Squamous Cell Carcinoma
Squamous Cell Carcinoma
(Skin cancer-Squamos Cell)
|Squamous Cell Carcinoma|
|Copyright © Nucleus Medical Media, Inc.|
- History of radiation or ultraviolet light treatment
- Increasing age
- Childhood sunburns , freckling, or long periods of sun exposure
- A personal history of skin cancer
- A family history of skin cancer
- Blonde or red hair
- Blue or green eyes
- Fair skin that rarely tans
- Treatment that suppresses the immune system, such as such as having an organ transplant
- Frequent use of tanning beds

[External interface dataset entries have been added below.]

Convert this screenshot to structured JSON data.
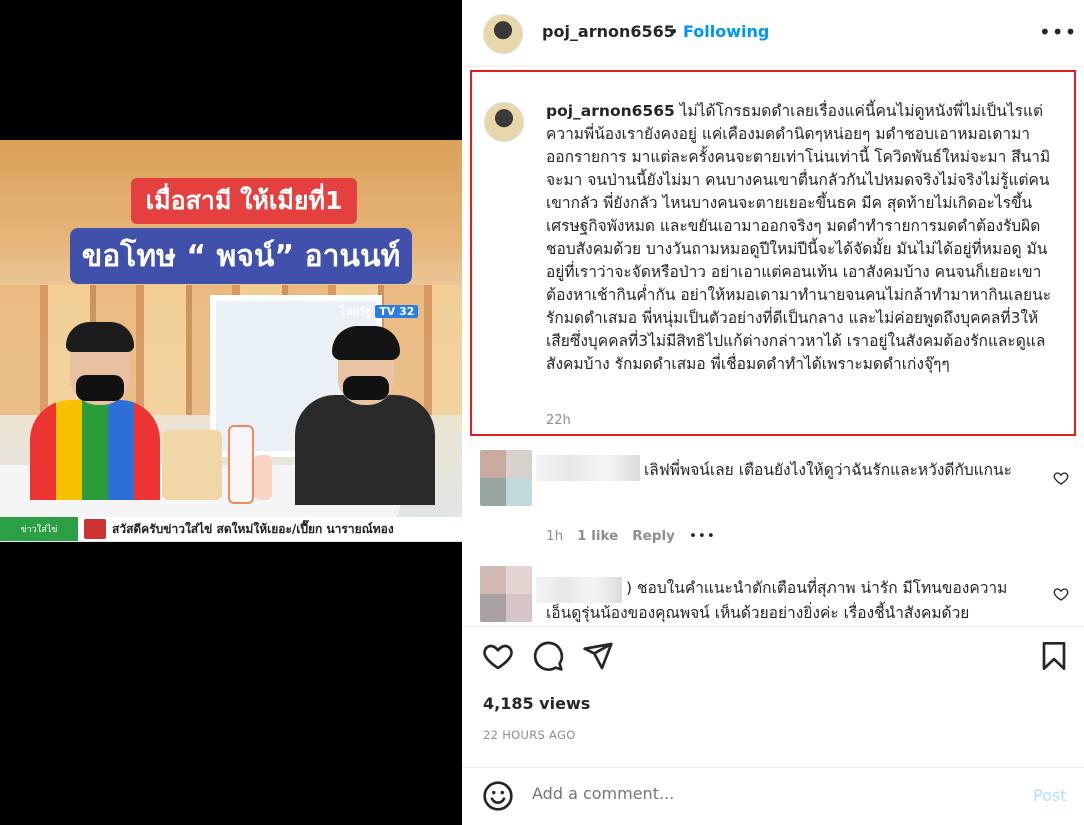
{
  "media": {
    "overlay_line1": "เมื่อสามี ให้เมียที่1",
    "overlay_line2": "ขอโทษ “ พจน์” อานนท์",
    "channel": "ไทยรัฐ",
    "channel_num": "TV 32",
    "ticker_left": "ข่าวใส่ไข่",
    "ticker_text": "สวัสดีครับข่าวใส่ไข่ สดใหม่ให้เยอะ/เปี๊ยก นารายณ์ทอง"
  },
  "header": {
    "username": "poj_arnon6565",
    "separator": "•",
    "follow_label": "Following",
    "more_label": "•••"
  },
  "caption": {
    "username": "poj_arnon6565",
    "text": "ไม่ได้โกรธมดดำเลยเรื่องแค่นี้คนไม่ดูหนังพี่ไม่เป็นไรแต่ความพี่น้องเรายังคงอยู่ แค่เคืองมดดำนิดๆหน่อยๆ มดำชอบเอาหมอเดามาออกรายการ มาแต่ละครั้งคนจะตายเท่าโน่นเท่านี้ โควิดพันธ์ใหม่จะมา สึนามิจะมา จนป่านนี้ยังไม่มา คนบางคนเขาตื่นกลัวกันไปหมดจริงไม่จริงไม่รู้แต่คนเขากลัว พี่ยังกลัว ไหนบางคนจะตายเยอะขึ้นธค มีค สุดท้ายไม่เกิดอะไรขึ้นเศรษฐกิจพังหมด และขยันเอามาออกจริงๆ มดดำทำรายการมดดำต้องรับผิดชอบสังคมด้วย บางวันถามหมอดูปีใหม่ปีนี้จะได้จัดมั้ย มันไม่ได้อยู่ที่หมอดู มันอยู่ที่เราว่าจะจัดหรือป่าว อย่าเอาแต่คอนเท้น เอาสังคมบ้าง คนจนก็เยอะเขาต้องหาเช้ากินค่ำกัน อย่าให้หมอเดามาทำนายจนคนไม่กล้าทำมาหากินเลยนะ รักมดดำเสมอ พี่หนุ่มเป็นตัวอย่างที่ดีเป็นกลาง และไม่ค่อยพูดถึงบุคคลที่3ให้เสียซึ่งบุคคลที่3ไม่มีสิทธิไปแก้ต่างกล่าวหาได้ เราอยู่ในสังคมต้องรักและดูแลสังคมบ้าง รักมดดำเสมอ พี่เชื่อมดดำทำได้เพราะมดดำเก่งจุ๊ๆๆ",
    "time": "22h"
  },
  "comments": [
    {
      "text": "เลิฟพี่พจน์เลย เตือนยังไงให้ดูว่าฉันรักและหวังดีกับแกนะ",
      "time": "1h",
      "likes": "1 like",
      "reply": "Reply",
      "more": "•••",
      "avatar_colors": [
        "#c9aba1",
        "#d8d2cd",
        "#96a5a2",
        "#c1d9dc"
      ]
    },
    {
      "text_prefix": ")",
      "text": "ชอบในคำแนะนำตักเตือนที่สุภาพ น่ารัก มีโทนของความเอ็นดูรุ่นน้องของคุณพจน์ เห็นด้วยอย่างยิ่งค่ะ เรื่องชี้นำสังคมด้วย",
      "avatar_colors": [
        "#d2b8b3",
        "#e2d4d1",
        "#a9a0a2",
        "#d7c4c6"
      ]
    }
  ],
  "stats": {
    "views": "4,185 views",
    "posted_ago": "22 HOURS AGO"
  },
  "add_comment": {
    "placeholder": "Add a comment...",
    "post_label": "Post"
  },
  "colors": {
    "accent": "#0095f6",
    "highlight_border": "#e02020",
    "muted": "#8e8e8e",
    "post_disabled": "#b2dffc"
  },
  "icons": [
    "heart-icon",
    "comment-icon",
    "share-icon",
    "bookmark-icon",
    "emoji-icon"
  ]
}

- Exposure to cancer causing chemical such as arsenic, tar, or some insecticides
- Being a smoker
- Past infection with human papillomavirus (HPV)
- A raised red patch that is scaly or rough
- A raised patch of skin that may appear to have horn-like rough edges
- In color, the patch may be reddish, pink, flesh-colored, or reddish-brown
- A long-standing sore that will not heal with simple at-home treatment
- Mohs micrographic surgery—microscopic surgery that offers the best cure rate for squamous cell carcinoma
- Removing the growth with simple surgery
- Plastic surgery to repair any cosmetic problems that occur after treatment
- Freezing the growth off with liquid nitrogen
- Laser treatment
- Radiation therapy
- Photodynamic therapy in which the cells absorb an acid that causes them to die when exposed to light
- Creams, especially fluorouracil or imiquimod
- Avoid spending too much time in the sun.
- Avoid exposing your skin to the sun between 10:00 AM and 2:00 PM standard time, or 11:00 AM to 3:00 PM daylight saving time.
- Protect your skin from the sun with clothing. Wear a shirt, sunglasses, and a hat with a broad brim.
- Use broad-spectrum (UVA and UVB) sunscreens with a sun protection factor (SPF) of 30 or more on skin that will be exposed to the sun.
- Use a protective lip balm.
- Wear sunglasses with 99% to 100% UV absorption to protect your eyes.
- Don't use sun lamps or tanning booths.
- Get regular full-body skin exams by a dermatologist. The doctor will check for moles, freckles, and other growths.
American Academy of Dermatology http://www.aad.org
American College of Mohs Micrographic Surgery http://www.mohscollege.org
The Skin Cancer Foundation http://www.skincancer.org
Canadian Dermatology Association http://www.dermatology.ca
Canadian Cancer Society http://www.cancer.ca
Alberta Provincial Cutaneous Tumour Team. Prevention of skin cancer. Edmonton (Alberta): CancerControl Alberta; 2013 Feb. 27 p. (Clinical practice guideline; no. CU-014). Available at: http://www.guideline.gov/content.aspx?id=48130#Section420. Accessed October 20, 2014.
Jerant A, Johnson J, et al. Early detection and treatment of skin cancer. Am Fam Physician. 2000 Jul 15;62(2):357.
Saraiya M, et al. Preventing skin cancer. MMWR. 2003 Oct 17;52(RR15):1-12. Available at: http://www.cdc.gov/mmwr/preview/mmwrhtml/rr5215a1.htm. Accessed November 10, 2012.
Squamous cell carcinoma. EBSCO DynaMed website. Available at: https://dynamed.ebscohost.com/about/about-us. Updated December 6, 2012. Accessed March 28, 2013.
Squamos cell carcinoma. American Academy of Dermatology website. Available at: http://www.aad.org/skin-conditions/dermatology-a-to-z/squamous-cell-carcinoma. Accessed March 28, 2013.
Sunscreen FAQs. American Academy of Dermatology website. Available at: https://www.aad.org/media-resources/stats-and-facts/prevention-and-care/sunscreens. Accessed October 20, 2014.
- Reviewer: Michael Woods, MD
- Review Date: 10/2014 -
- Update Date: 10/20/2014 -